Keep the pictures out, and restate the listing that follows exactly as written.

------------------------------------------------------------------------

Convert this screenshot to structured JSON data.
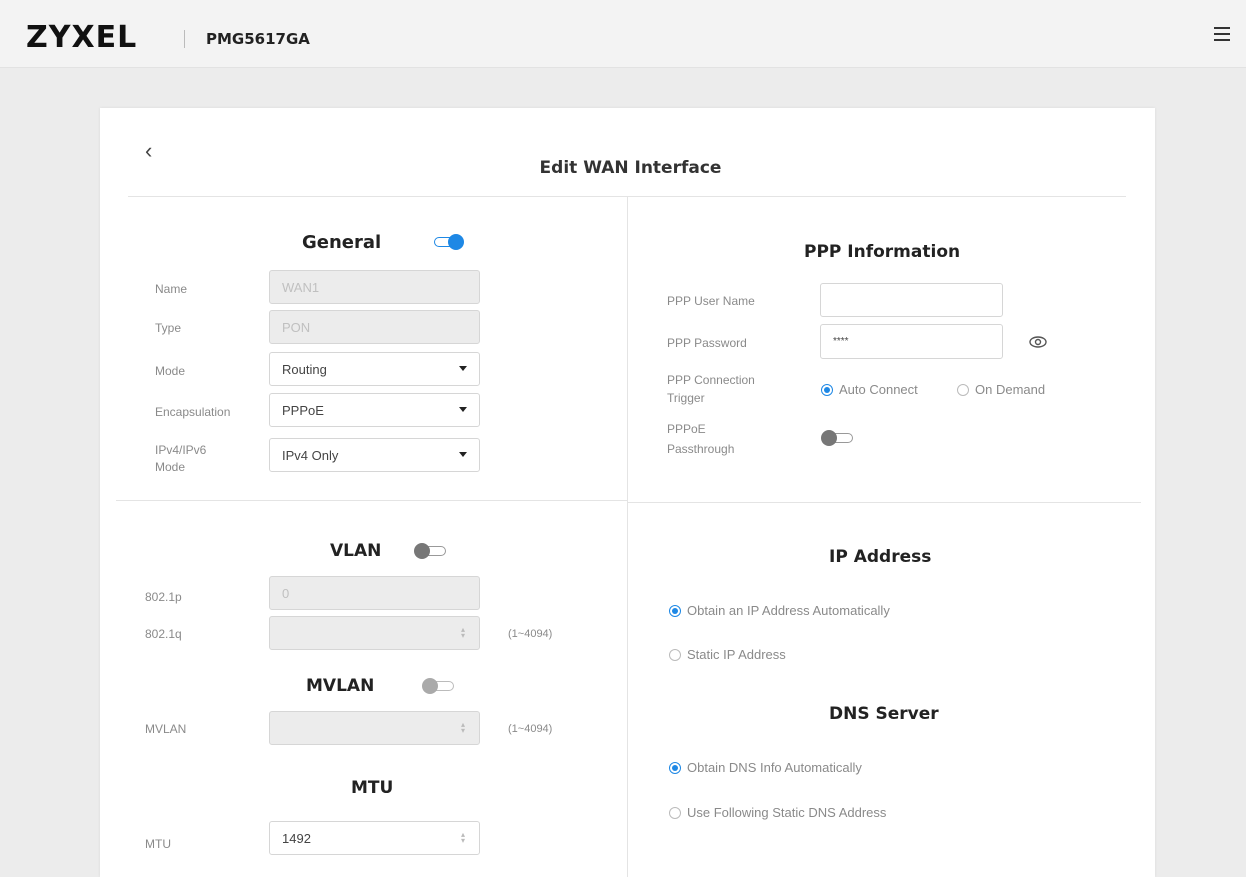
{
  "header": {
    "brand": "ZYXEL",
    "model": "PMG5617GA"
  },
  "page": {
    "title": "Edit WAN Interface",
    "back_glyph": "‹"
  },
  "general": {
    "title": "General",
    "enabled": true,
    "name_label": "Name",
    "name_value": "WAN1",
    "type_label": "Type",
    "type_value": "PON",
    "mode_label": "Mode",
    "mode_value": "Routing",
    "encap_label": "Encapsulation",
    "encap_value": "PPPoE",
    "ipmode_label_1": "IPv4/IPv6",
    "ipmode_label_2": "Mode",
    "ipmode_value": "IPv4 Only"
  },
  "ppp": {
    "title": "PPP Information",
    "user_label": "PPP User Name",
    "user_value": "",
    "password_label": "PPP Password",
    "password_value": "****",
    "trigger_label_1": "PPP Connection",
    "trigger_label_2": "Trigger",
    "trigger_options": [
      "Auto Connect",
      "On Demand"
    ],
    "trigger_selected": "Auto Connect",
    "passthrough_label_1": "PPPoE",
    "passthrough_label_2": "Passthrough",
    "passthrough_enabled": false
  },
  "vlan": {
    "title": "VLAN",
    "enabled": false,
    "p_label": "802.1p",
    "p_value": "0",
    "q_label": "802.1q",
    "q_value": "",
    "q_range": "(1~4094)"
  },
  "mvlan": {
    "title": "MVLAN",
    "enabled": false,
    "label": "MVLAN",
    "value": "",
    "range": "(1~4094)"
  },
  "mtu": {
    "title": "MTU",
    "label": "MTU",
    "value": "1492"
  },
  "ip_address": {
    "title": "IP Address",
    "options": [
      "Obtain an IP Address Automatically",
      "Static IP Address"
    ],
    "selected": "Obtain an IP Address Automatically"
  },
  "dns": {
    "title": "DNS Server",
    "options": [
      "Obtain DNS Info Automatically",
      "Use Following Static DNS Address"
    ],
    "selected": "Obtain DNS Info Automatically"
  },
  "colors": {
    "accent": "#1e88e5"
  }
}
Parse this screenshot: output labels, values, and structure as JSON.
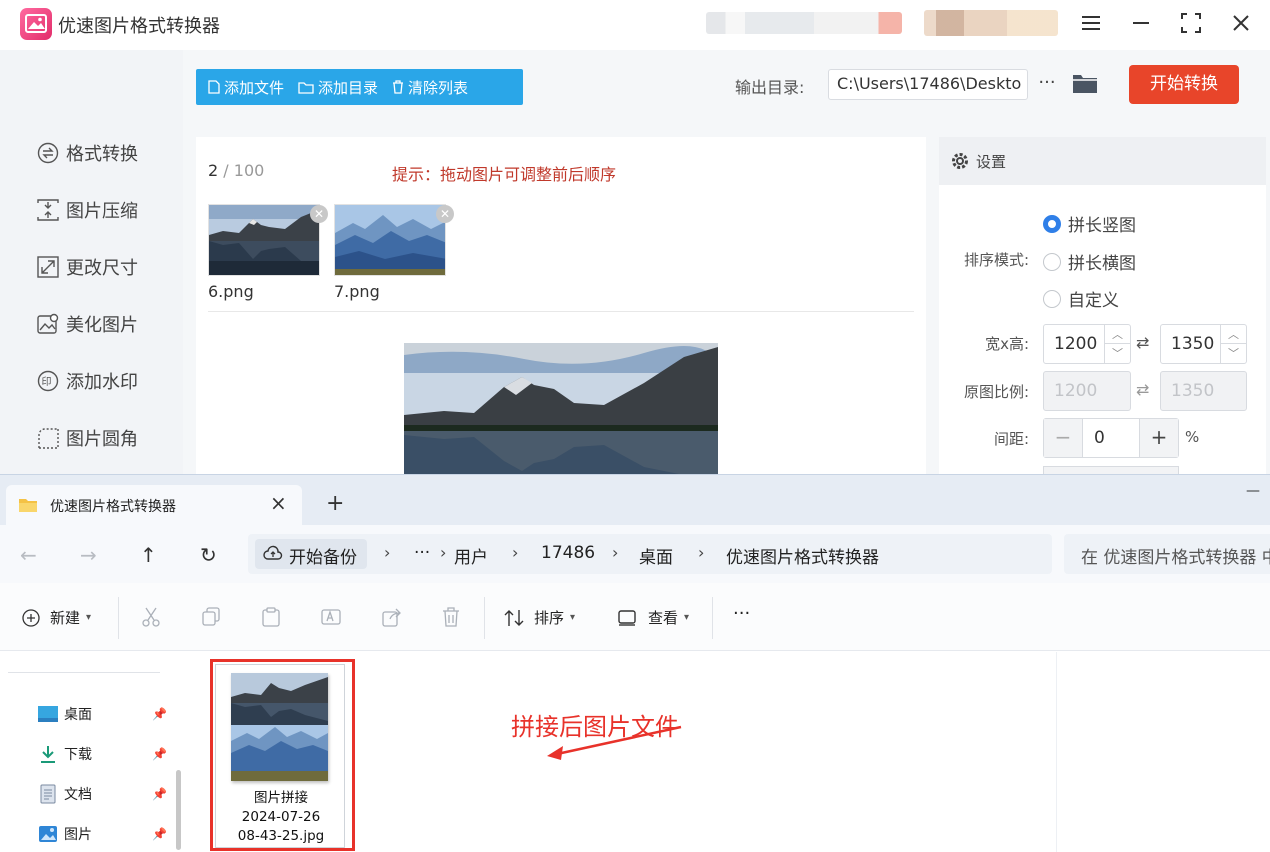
{
  "app": {
    "title": "优速图片格式转换器",
    "sidebar": [
      {
        "label": "格式转换",
        "icon": "format-convert-icon"
      },
      {
        "label": "图片压缩",
        "icon": "compress-icon"
      },
      {
        "label": "更改尺寸",
        "icon": "resize-icon"
      },
      {
        "label": "美化图片",
        "icon": "beautify-icon"
      },
      {
        "label": "添加水印",
        "icon": "watermark-icon"
      },
      {
        "label": "图片圆角",
        "icon": "round-corner-icon"
      }
    ],
    "toolbar": {
      "add_file": "添加文件",
      "add_folder": "添加目录",
      "clear_list": "清除列表"
    },
    "output": {
      "label": "输出目录:",
      "path": "C:\\Users\\17486\\Deskto",
      "more": "···"
    },
    "start_button": "开始转换",
    "work": {
      "count": "2",
      "separator": "/",
      "total": "100",
      "hint": "提示：拖动图片可调整前后顺序",
      "files": [
        {
          "name": "6.png"
        },
        {
          "name": "7.png"
        }
      ]
    },
    "settings": {
      "title": "设置",
      "sort_label": "排序模式:",
      "sort_options": [
        "拼长竖图",
        "拼长横图",
        "自定义"
      ],
      "sort_selected": "拼长竖图",
      "size_label": "宽x高:",
      "width": "1200",
      "height": "1350",
      "ratio_label": "原图比例:",
      "ratio_width": "1200",
      "ratio_height": "1350",
      "gap_label": "间距:",
      "gap_value": "0",
      "gap_unit": "%"
    }
  },
  "explorer": {
    "tab_title": "优速图片格式转换器",
    "breadcrumb": {
      "start": "开始备份",
      "more": "···",
      "items": [
        "用户",
        "17486",
        "桌面",
        "优速图片格式转换器"
      ]
    },
    "search_placeholder": "在 优速图片格式转换器 中",
    "commands": {
      "new": "新建",
      "sort": "排序",
      "view": "查看",
      "more": "···"
    },
    "nav": [
      {
        "label": "桌面"
      },
      {
        "label": "下载"
      },
      {
        "label": "文档"
      },
      {
        "label": "图片"
      }
    ],
    "file": {
      "line1": "图片拼接",
      "line2": "2024-07-26",
      "line3": "08-43-25.jpg"
    },
    "annotation": "拼接后图片文件"
  },
  "colors": {
    "toolbar_blue": "#2aa6e8",
    "start_red": "#e8452a",
    "hint_red": "#c0392b",
    "radio_blue": "#2f7fe8",
    "annotation_red": "#e8322a"
  }
}
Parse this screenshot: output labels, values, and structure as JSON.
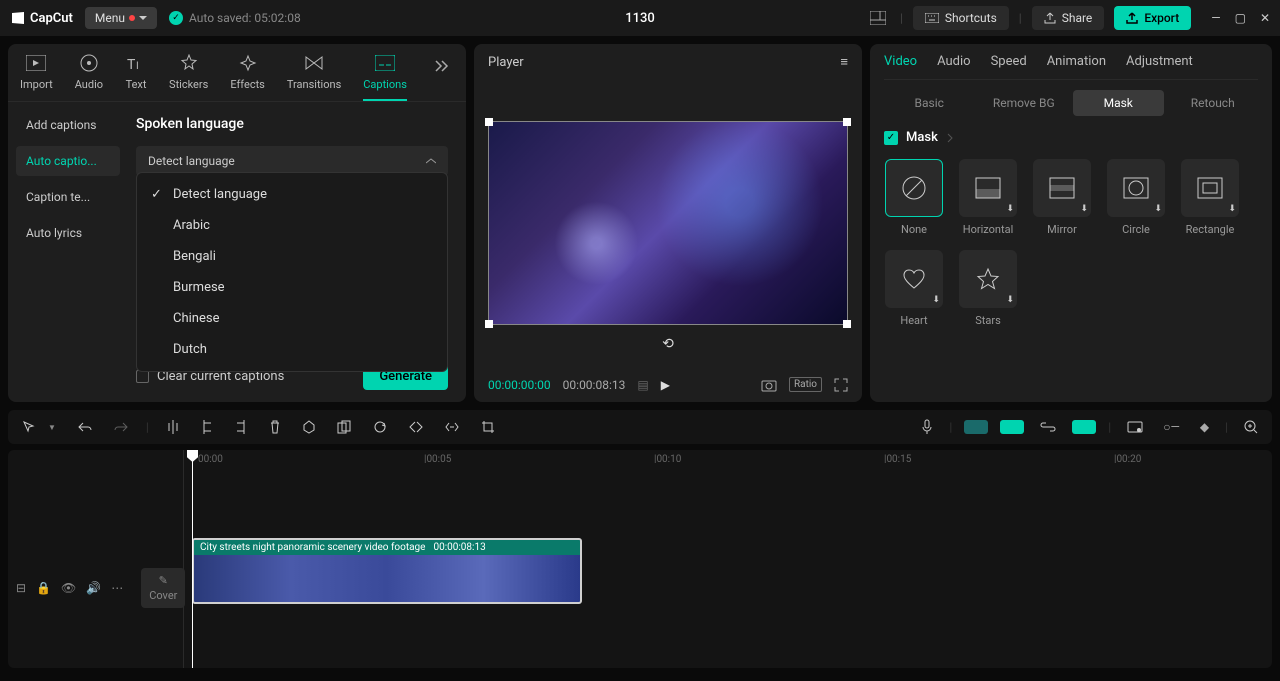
{
  "app": {
    "name": "CapCut",
    "menu": "Menu",
    "autosave": "Auto saved: 05:02:08",
    "title": "1130"
  },
  "topbar": {
    "shortcuts": "Shortcuts",
    "share": "Share",
    "export": "Export"
  },
  "tabs": {
    "import": "Import",
    "audio": "Audio",
    "text": "Text",
    "stickers": "Stickers",
    "effects": "Effects",
    "transitions": "Transitions",
    "captions": "Captions"
  },
  "subside": {
    "add": "Add captions",
    "auto": "Auto captio...",
    "template": "Caption te...",
    "lyrics": "Auto lyrics"
  },
  "captions": {
    "title": "Spoken language",
    "selected": "Detect language",
    "options": [
      "Detect language",
      "Arabic",
      "Bengali",
      "Burmese",
      "Chinese",
      "Dutch"
    ],
    "clear": "Clear current captions",
    "generate": "Generate"
  },
  "player": {
    "label": "Player",
    "cur": "00:00:00:00",
    "dur": "00:00:08:13",
    "ratio": "Ratio"
  },
  "right": {
    "tabs": {
      "video": "Video",
      "audio": "Audio",
      "speed": "Speed",
      "animation": "Animation",
      "adjustment": "Adjustment"
    },
    "subtabs": {
      "basic": "Basic",
      "removebg": "Remove BG",
      "mask": "Mask",
      "retouch": "Retouch"
    },
    "mask": "Mask",
    "masks": {
      "none": "None",
      "horizontal": "Horizontal",
      "mirror": "Mirror",
      "circle": "Circle",
      "rectangle": "Rectangle",
      "heart": "Heart",
      "stars": "Stars"
    }
  },
  "timeline": {
    "marks": [
      "00:00",
      "|00:05",
      "|00:10",
      "|00:15",
      "|00:20"
    ],
    "cover": "Cover",
    "clip_name": "City streets night panoramic scenery video footage",
    "clip_dur": "00:00:08:13"
  }
}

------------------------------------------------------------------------

- WORKED SOLUTION
Convert this screenshot to structured JSON data.
{
  "header": {
    "brand": "ZYXEL",
    "model": "PMG5617GA"
  },
  "page": {
    "title": "Edit WAN Interface",
    "back_glyph": "‹"
  },
  "general": {
    "title": "General",
    "enabled": true,
    "name_label": "Name",
    "name_value": "WAN1",
    "type_label": "Type",
    "type_value": "PON",
    "mode_label": "Mode",
    "mode_value": "Routing",
    "encap_label": "Encapsulation",
    "encap_value": "PPPoE",
    "ipmode_label_1": "IPv4/IPv6",
    "ipmode_label_2": "Mode",
    "ipmode_value": "IPv4 Only"
  },
  "ppp": {
    "title": "PPP Information",
    "user_label": "PPP User Name",
    "user_value": "",
    "password_label": "PPP Password",
    "password_value": "****",
    "trigger_label_1": "PPP Connection",
    "trigger_label_2": "Trigger",
    "trigger_options": [
      "Auto Connect",
      "On Demand"
    ],
    "trigger_selected": "Auto Connect",
    "passthrough_label_1": "PPPoE",
    "passthrough_label_2": "Passthrough",
    "passthrough_enabled": false
  },
  "vlan": {
    "title": "VLAN",
    "enabled": false,
    "p_label": "802.1p",
    "p_value": "0",
    "q_label": "802.1q",
    "q_value": "",
    "q_range": "(1~4094)"
  },
  "mvlan": {
    "title": "MVLAN",
    "enabled": false,
    "label": "MVLAN",
    "value": "",
    "range": "(1~4094)"
  },
  "mtu": {
    "title": "MTU",
    "label": "MTU",
    "value": "1492"
  },
  "ip_address": {
    "title": "IP Address",
    "options": [
      "Obtain an IP Address Automatically",
      "Static IP Address"
    ],
    "selected": "Obtain an IP Address Automatically"
  },
  "dns": {
    "title": "DNS Server",
    "options": [
      "Obtain DNS Info Automatically",
      "Use Following Static DNS Address"
    ],
    "selected": "Obtain DNS Info Automatically"
  },
  "colors": {
    "accent": "#1e88e5"
  }
}
Parse this screenshot: output labels, values, and structure as JSON.
{
  "app": {
    "title": "优速图片格式转换器",
    "sidebar": [
      {
        "label": "格式转换",
        "icon": "format-convert-icon"
      },
      {
        "label": "图片压缩",
        "icon": "compress-icon"
      },
      {
        "label": "更改尺寸",
        "icon": "resize-icon"
      },
      {
        "label": "美化图片",
        "icon": "beautify-icon"
      },
      {
        "label": "添加水印",
        "icon": "watermark-icon"
      },
      {
        "label": "图片圆角",
        "icon": "round-corner-icon"
      }
    ],
    "toolbar": {
      "add_file": "添加文件",
      "add_folder": "添加目录",
      "clear_list": "清除列表"
    },
    "output": {
      "label": "输出目录:",
      "path": "C:\\Users\\17486\\Deskto",
      "more": "···"
    },
    "start_button": "开始转换",
    "work": {
      "count": "2",
      "separator": "/",
      "total": "100",
      "hint": "提示：拖动图片可调整前后顺序",
      "files": [
        {
          "name": "6.png"
        },
        {
          "name": "7.png"
        }
      ]
    },
    "settings": {
      "title": "设置",
      "sort_label": "排序模式:",
      "sort_options": [
        "拼长竖图",
        "拼长横图",
        "自定义"
      ],
      "sort_selected": "拼长竖图",
      "size_label": "宽x高:",
      "width": "1200",
      "height": "1350",
      "ratio_label": "原图比例:",
      "ratio_width": "1200",
      "ratio_height": "1350",
      "gap_label": "间距:",
      "gap_value": "0",
      "gap_unit": "%"
    }
  },
  "explorer": {
    "tab_title": "优速图片格式转换器",
    "breadcrumb": {
      "start": "开始备份",
      "more": "···",
      "items": [
        "用户",
        "17486",
        "桌面",
        "优速图片格式转换器"
      ]
    },
    "search_placeholder": "在 优速图片格式转换器 中",
    "commands": {
      "new": "新建",
      "sort": "排序",
      "view": "查看",
      "more": "···"
    },
    "nav": [
      {
        "label": "桌面"
      },
      {
        "label": "下载"
      },
      {
        "label": "文档"
      },
      {
        "label": "图片"
      }
    ],
    "file": {
      "line1": "图片拼接",
      "line2": "2024-07-26",
      "line3": "08-43-25.jpg"
    },
    "annotation": "拼接后图片文件"
  },
  "colors": {
    "toolbar_blue": "#2aa6e8",
    "start_red": "#e8452a",
    "hint_red": "#c0392b",
    "radio_blue": "#2f7fe8",
    "annotation_red": "#e8322a"
  }
}
Parse this screenshot: output labels, values, and structure as JSON.
{
  "app": {
    "name": "CapCut",
    "menu": "Menu",
    "autosave": "Auto saved: 05:02:08",
    "title": "1130"
  },
  "topbar": {
    "shortcuts": "Shortcuts",
    "share": "Share",
    "export": "Export"
  },
  "tabs": {
    "import": "Import",
    "audio": "Audio",
    "text": "Text",
    "stickers": "Stickers",
    "effects": "Effects",
    "transitions": "Transitions",
    "captions": "Captions"
  },
  "subside": {
    "add": "Add captions",
    "auto": "Auto captio...",
    "template": "Caption te...",
    "lyrics": "Auto lyrics"
  },
  "captions": {
    "title": "Spoken language",
    "selected": "Detect language",
    "options": [
      "Detect language",
      "Arabic",
      "Bengali",
      "Burmese",
      "Chinese",
      "Dutch"
    ],
    "clear": "Clear current captions",
    "generate": "Generate"
  },
  "player": {
    "label": "Player",
    "cur": "00:00:00:00",
    "dur": "00:00:08:13",
    "ratio": "Ratio"
  },
  "right": {
    "tabs": {
      "video": "Video",
      "audio": "Audio",
      "speed": "Speed",
      "animation": "Animation",
      "adjustment": "Adjustment"
    },
    "subtabs": {
      "basic": "Basic",
      "removebg": "Remove BG",
      "mask": "Mask",
      "retouch": "Retouch"
    },
    "mask": "Mask",
    "masks": {
      "none": "None",
      "horizontal": "Horizontal",
      "mirror": "Mirror",
      "circle": "Circle",
      "rectangle": "Rectangle",
      "heart": "Heart",
      "stars": "Stars"
    }
  },
  "timeline": {
    "marks": [
      "00:00",
      "|00:05",
      "|00:10",
      "|00:15",
      "|00:20"
    ],
    "cover": "Cover",
    "clip_name": "City streets night panoramic scenery video footage",
    "clip_dur": "00:00:08:13"
  }
}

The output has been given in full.